Chapter 7: The Irrelevance of the
The genesis of Pakistan's
interference in Jammu and Kashmir lies in its claims that India was partitioned
on the basis of religion and therefore the Muslim majority state of Jammu
and Kashmir should be part of Pakistan. This pernicious "two nation" theory
based on religious bigotry was thrown into the dustbin of history several
The majority population of erstwhile East Pakistan
seceded in 1971 despite commonalty of religion. Sectarian and ethnic riots
between Sindhis, Punjabis, Pathans, Mohajirs or Muslim migrants from India
are endemic in Pakistan. Pakistan refuses to accept the approximately 200,000
co-religionist "Bihari Muslims" currently in Bangladesh who have always
considered themselves to be citizens of Pakistan.
In the partition of India, therefore, all that
happened was that some Muslim majority areas of British India took the
character of a separate political entity. The Indian States were left free
to decide. The founder of Pakistan, Mohammed Ali Jinnah, had said on June
17, 1947 that the rulers of the States had the right to decide on accession.
The ruler of Jammu and Kashmir chose to accede to India.
PAKISTAN'S TERRITORIAL AMBITIONS
Pakistan's harping on self-determination today,
against the principles advocated by the founders of Pakistan, against the
UN Charter principles of self- determination which are meant to apply to
colonial territories and not to integral parts of countries, and several
decades after the issue has been settled, are only a cover for its territorial
ambitions.
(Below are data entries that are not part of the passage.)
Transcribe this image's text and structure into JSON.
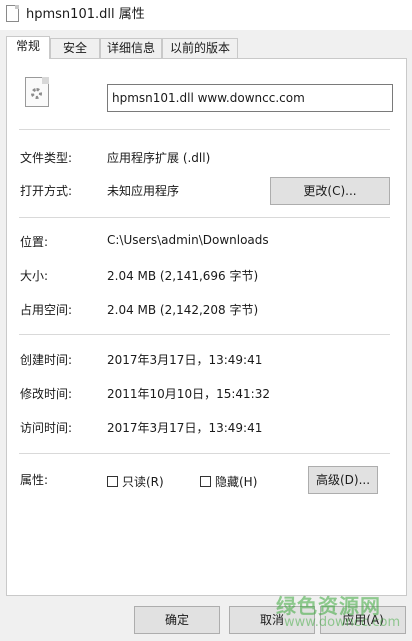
{
  "window": {
    "title": "hpmsn101.dll 属性"
  },
  "tabs": [
    {
      "label": "常规",
      "active": true
    },
    {
      "label": "安全",
      "active": false
    },
    {
      "label": "详细信息",
      "active": false
    },
    {
      "label": "以前的版本",
      "active": false
    }
  ],
  "file": {
    "icon": "dll-file-gear-icon",
    "name_value": "hpmsn101.dll    www.downcc.com"
  },
  "general": {
    "type_label": "文件类型:",
    "type_value": "应用程序扩展 (.dll)",
    "opens_with_label": "打开方式:",
    "opens_with_value": "未知应用程序",
    "change_button": "更改(C)..."
  },
  "location": {
    "location_label": "位置:",
    "location_value": "C:\\Users\\admin\\Downloads",
    "size_label": "大小:",
    "size_value": "2.04 MB (2,141,696 字节)",
    "size_on_disk_label": "占用空间:",
    "size_on_disk_value": "2.04 MB (2,142,208 字节)"
  },
  "dates": {
    "created_label": "创建时间:",
    "created_value": "2017年3月17日，13:49:41",
    "modified_label": "修改时间:",
    "modified_value": "2011年10月10日，15:41:32",
    "accessed_label": "访问时间:",
    "accessed_value": "2017年3月17日，13:49:41"
  },
  "attributes": {
    "label": "属性:",
    "readonly_label": "只读(R)",
    "readonly_checked": false,
    "hidden_label": "隐藏(H)",
    "hidden_checked": false,
    "advanced_button": "高级(D)..."
  },
  "footer": {
    "ok": "确定",
    "cancel": "取消",
    "apply": "应用(A)"
  },
  "watermark": {
    "text": "绿色资源网",
    "url": "www.downcc.com"
  },
  "colors": {
    "window_bg": "#f0f0f0",
    "panel_bg": "#ffffff",
    "button_bg": "#e1e1e1",
    "watermark": "#3caa3c"
  }
}
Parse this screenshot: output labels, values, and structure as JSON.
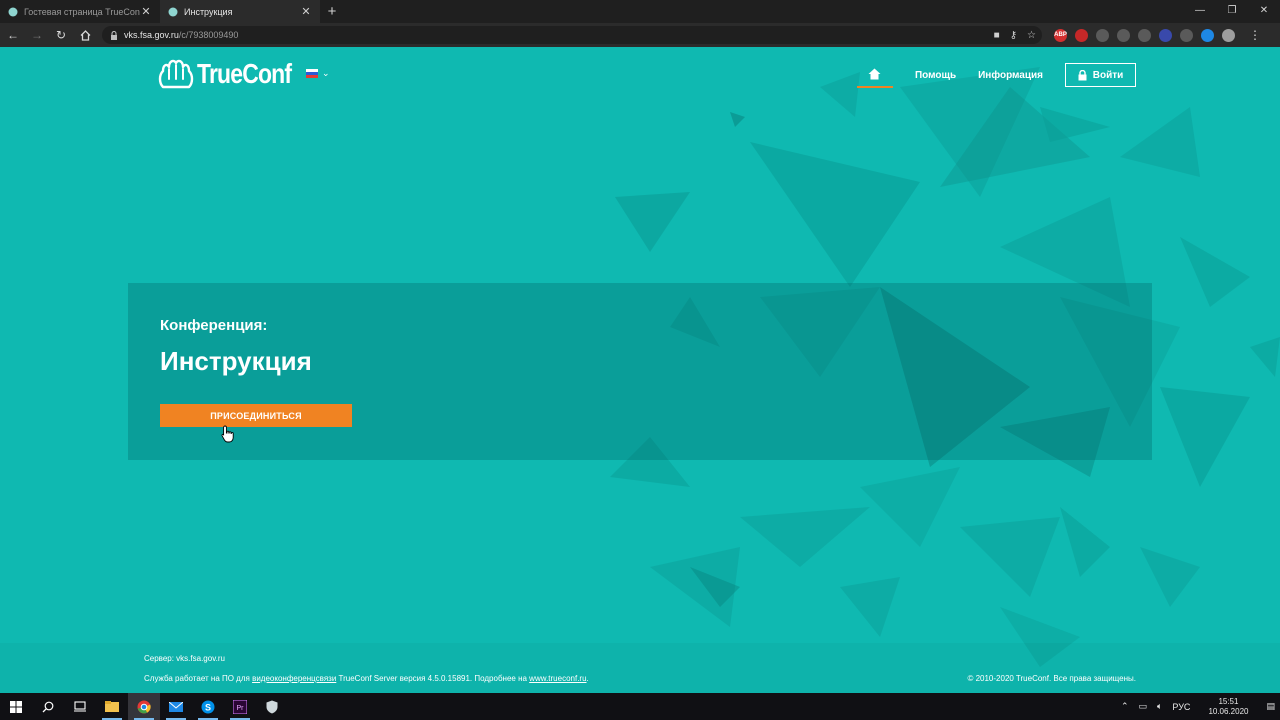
{
  "browser": {
    "tabs": [
      {
        "title": "Гостевая страница TrueConf Se",
        "active": false
      },
      {
        "title": "Инструкция",
        "active": true
      }
    ],
    "new_tab_glyph": "+",
    "window_controls": [
      "—",
      "❐",
      "✕"
    ],
    "url_host": "vks.fsa.gov.ru",
    "url_path": "/c/7938009490",
    "extension_badges": [
      "ABP",
      "",
      "",
      "",
      "",
      "",
      "",
      ""
    ]
  },
  "header": {
    "logo_text": "TrueConf",
    "nav": {
      "help": "Помощь",
      "info": "Информация",
      "login": "Войти"
    }
  },
  "conference": {
    "label": "Конференция:",
    "title": "Инструкция",
    "join_button": "ПРИСОЕДИНИТЬСЯ"
  },
  "footer": {
    "server": "Сервер: vks.fsa.gov.ru",
    "info_prefix": "Служба работает на ПО для ",
    "info_link1": "видеоконференцсвязи",
    "info_middle": " TrueConf Server версия 4.5.0.15891. Подробнее на ",
    "info_link2": "www.trueconf.ru",
    "info_suffix": ".",
    "copyright": "© 2010-2020 TrueConf. Все права защищены."
  },
  "taskbar": {
    "language": "РУС",
    "time": "15:51",
    "date": "10.06.2020"
  },
  "colors": {
    "page_bg": "#0fb9b1",
    "accent_orange": "#f08322",
    "panel_overlay": "rgba(0,90,95,0.28)"
  },
  "icons": [
    "favicon-icon",
    "back-icon",
    "forward-icon",
    "reload-icon",
    "home-icon",
    "lock-icon",
    "star-icon",
    "key-icon",
    "camera-icon",
    "menu-icon",
    "flag-ru-icon",
    "chevron-down-icon",
    "house-icon",
    "padlock-icon",
    "cursor-hand-icon",
    "windows-start-icon",
    "search-icon",
    "task-view-icon",
    "explorer-icon",
    "chrome-icon",
    "mail-icon",
    "skype-icon",
    "premiere-icon",
    "shield-icon"
  ]
}
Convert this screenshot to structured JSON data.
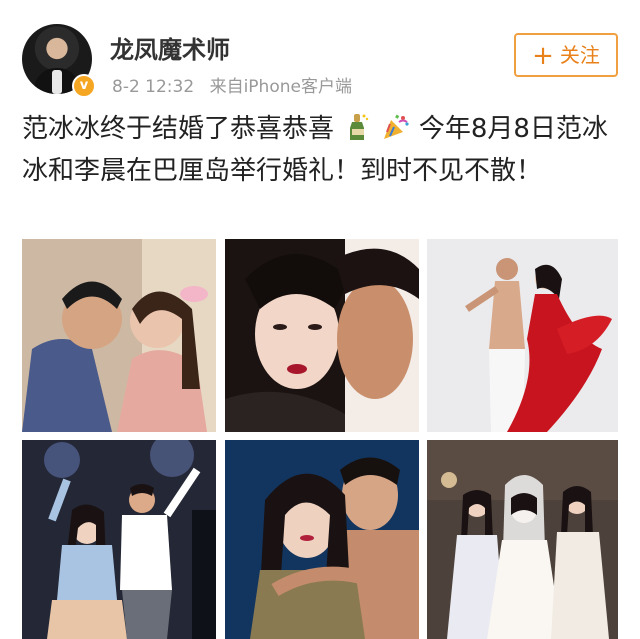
{
  "post": {
    "username": "龙凤魔术师",
    "time": "8-2 12:32",
    "source": "来自iPhone客户端",
    "follow_label": "关注",
    "text_part1": "范冰冰终于结婚了恭喜恭喜",
    "text_part2": "今年8月8日范冰冰和李晨在巴厘岛举行婚礼！到时不见不散！",
    "verified_badge": "v"
  },
  "icons": {
    "avatar": "user-avatar",
    "verified": "verified-badge-icon",
    "champagne": "champagne-emoji-icon",
    "party": "party-popper-emoji-icon",
    "plus": "plus-icon"
  },
  "photos": [
    {
      "name": "photo-couple-kiss",
      "bg": "#c9b59f"
    },
    {
      "name": "photo-couple-closeup",
      "bg": "#f2ebe6"
    },
    {
      "name": "photo-dance-red-dress",
      "bg": "#e9e9ec"
    },
    {
      "name": "photo-stage-show",
      "bg": "#2a2d3a"
    },
    {
      "name": "photo-couple-embrace",
      "bg": "#123a66"
    },
    {
      "name": "photo-bridesmaids",
      "bg": "#4a3e38"
    }
  ],
  "colors": {
    "accent": "#f5a623",
    "follow": "#e8811a",
    "meta": "#999999"
  }
}
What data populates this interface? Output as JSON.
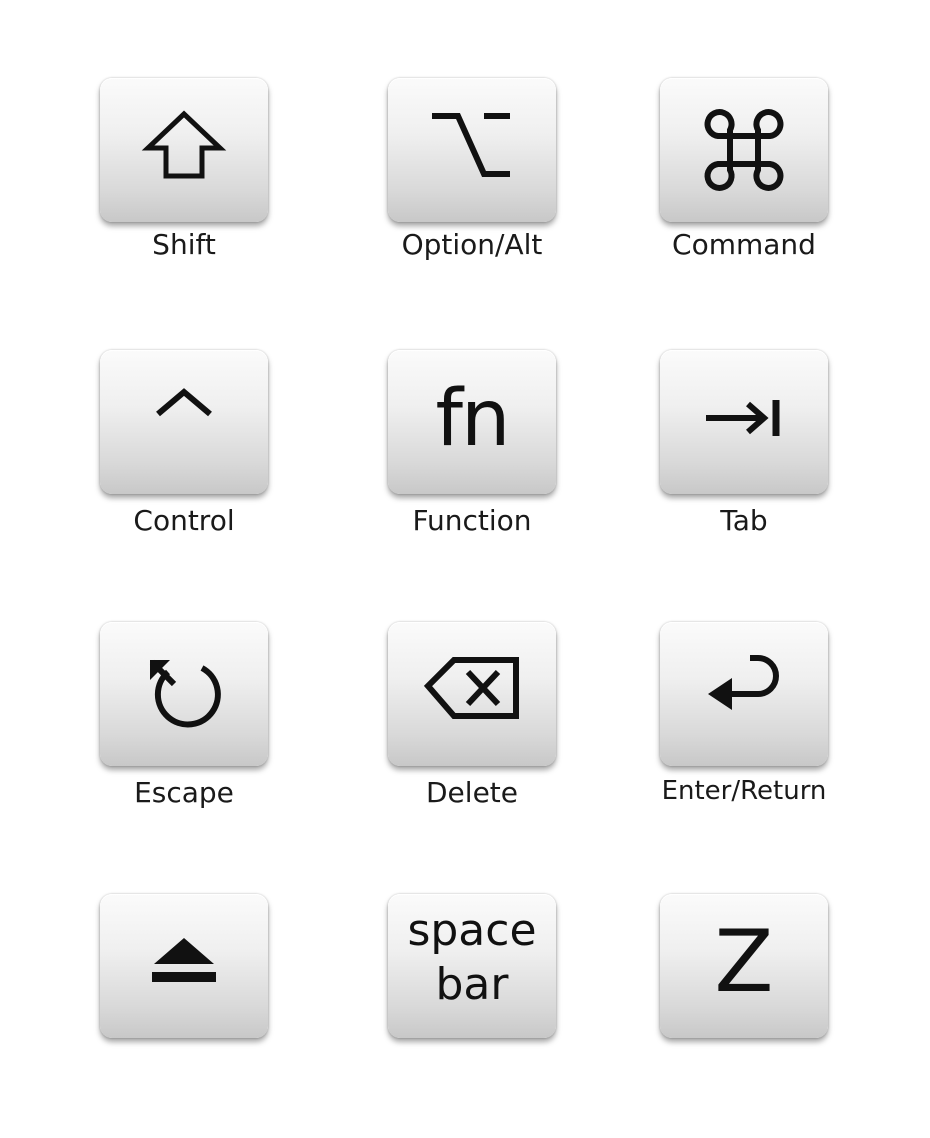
{
  "keys": [
    {
      "id": "shift",
      "label": "Shift",
      "icon": "shift-arrow-icon"
    },
    {
      "id": "option",
      "label": "Option/Alt",
      "icon": "option-icon"
    },
    {
      "id": "command",
      "label": "Command",
      "icon": "command-icon"
    },
    {
      "id": "control",
      "label": "Control",
      "icon": "caret-up-icon"
    },
    {
      "id": "function",
      "label": "Function",
      "glyph": "fn"
    },
    {
      "id": "tab",
      "label": "Tab",
      "icon": "tab-arrow-icon"
    },
    {
      "id": "escape",
      "label": "Escape",
      "icon": "escape-icon"
    },
    {
      "id": "delete",
      "label": "Delete",
      "icon": "delete-icon"
    },
    {
      "id": "enter",
      "label": "Enter/Return",
      "icon": "return-icon"
    },
    {
      "id": "eject",
      "icon": "eject-icon"
    },
    {
      "id": "space",
      "glyph_line1": "space",
      "glyph_line2": "bar"
    },
    {
      "id": "z",
      "glyph": "Z"
    }
  ]
}
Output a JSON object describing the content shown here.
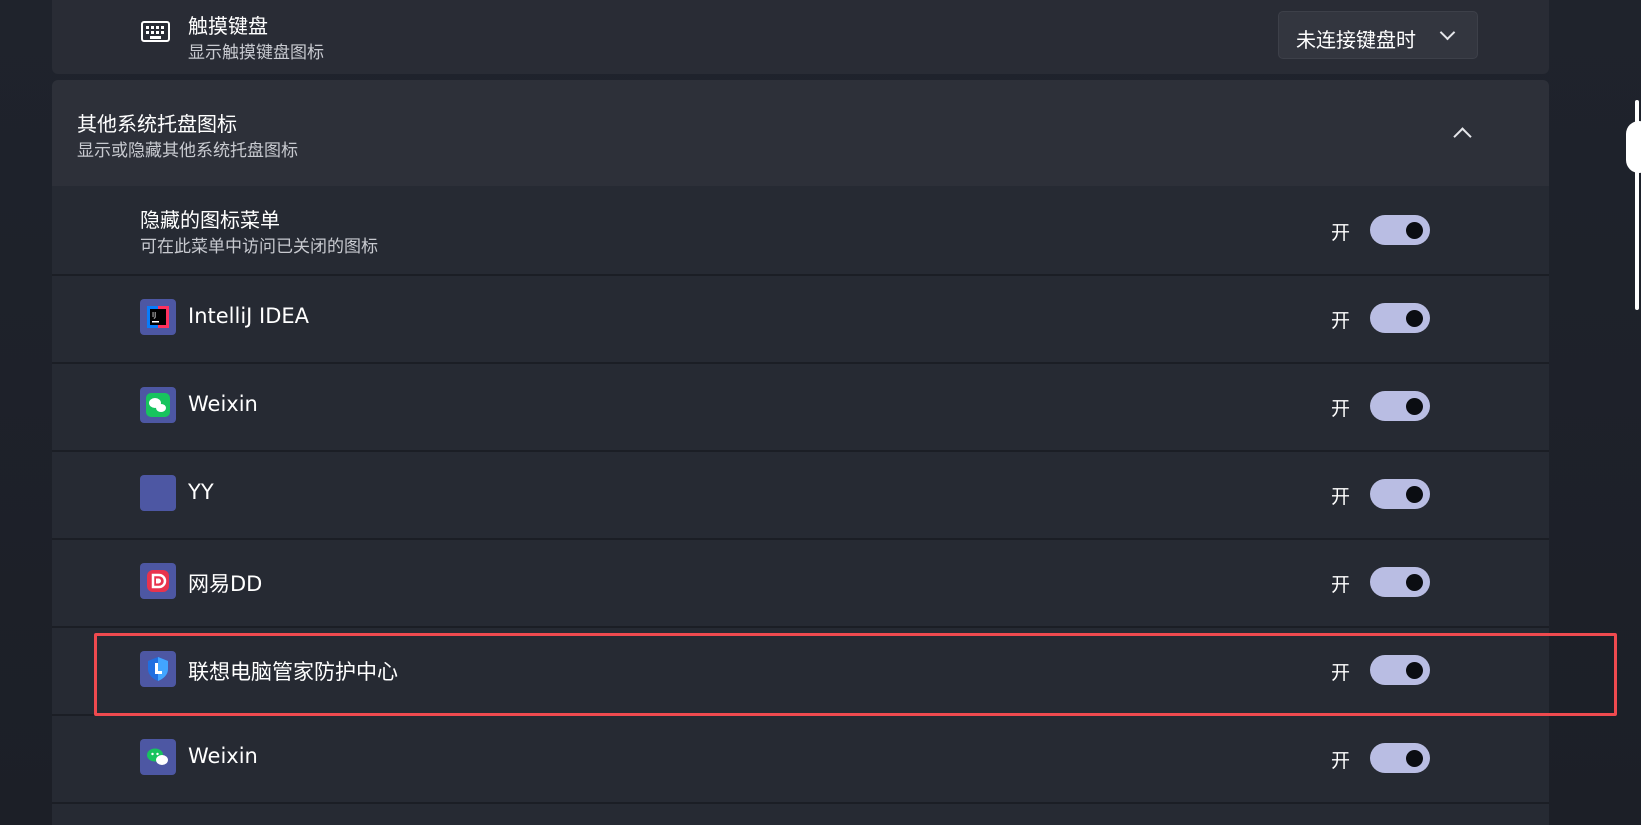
{
  "touch_keyboard": {
    "title": "触摸键盘",
    "subtitle": "显示触摸键盘图标",
    "dropdown_value": "未连接键盘时",
    "icon": "keyboard-icon"
  },
  "other_tray_icons": {
    "title": "其他系统托盘图标",
    "subtitle": "显示或隐藏其他系统托盘图标",
    "expanded": true,
    "toggle_icon": "chevron-up-icon"
  },
  "hidden_icon_menu": {
    "title": "隐藏的图标菜单",
    "subtitle": "可在此菜单中访问已关闭的图标",
    "state_label": "开",
    "is_on": true
  },
  "apps": [
    {
      "label": "IntelliJ IDEA",
      "state_label": "开",
      "is_on": true,
      "icon": "intellij-idea-icon"
    },
    {
      "label": "Weixin",
      "state_label": "开",
      "is_on": true,
      "icon": "weixin-icon"
    },
    {
      "label": "YY",
      "state_label": "开",
      "is_on": true,
      "icon": "yy-icon"
    },
    {
      "label": "网易DD",
      "state_label": "开",
      "is_on": true,
      "icon": "netease-dd-icon"
    },
    {
      "label": "联想电脑管家防护中心",
      "state_label": "开",
      "is_on": true,
      "icon": "lenovo-pc-manager-icon",
      "highlighted": true
    },
    {
      "label": "Weixin",
      "state_label": "开",
      "is_on": true,
      "icon": "weixin-icon"
    }
  ],
  "colors": {
    "toggle_on": "#b9bde3",
    "highlight": "#ef4a4f",
    "app_icon_bg": "#4d57a3"
  }
}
The principles being espoused by Pakistan pose several dangers
to several countries in the world where multi- ethnic and multi-religious
societies co-exist. Pakistan's adventurist posture on Kashmir is also an
attempt to externalize its internal crises characterized by sectarian riots,
daily killings of Muslims, narco-terrorism, proliferation of weapons, drug
addiction, unstable power equations at central and provincial levels, a
rising crime rate including daily murders, abductions and violence. Pakistan
has no locus standi in Jammu and Kashmir. It has no right to demand at
a conference table what it tried illegally, and in violation of the UN
Charter, to secure at its own chosen forum, the battlefield, and lost.
In a diverse country like India, disaffection
and discontent are not uncommon. Indian democracy has the necessary resilience
to accommodate genuine grievances within the framework of its Constitution,
sovereignty, unity and integrity. The situation is capable of a solution
within this framework in Kashmir. The government is willing to accommodate
the legitimate political demands of the Kashmiri people. However, the Pakistani-sponsored
terrorists have terrorized the population and are hindering any political
dialogue. Anybody who tries to initiate a dialogue is silenced. It is this
terrorism, and the kidnappings and killings of innocent people by terrorists,
that constitute the real violation of human rights in Jammu and Kashmir.
The State agencies which are attempting to maintain law and order have
acted with much greater restraint than has been the case with many other
governments in similar situations. The Government of Pakistan, for instance,
used its Air Force to bomb its own citizens in Baluchistan in 1973 and
tackled that situation at an estimated cost of 8,500 civilian and 3,000
Jammu and Kashmir is an integral part of India.
Pakistan's covert and overt actions, instigating terrorism and mounting
propaganda against India, will not change the situation.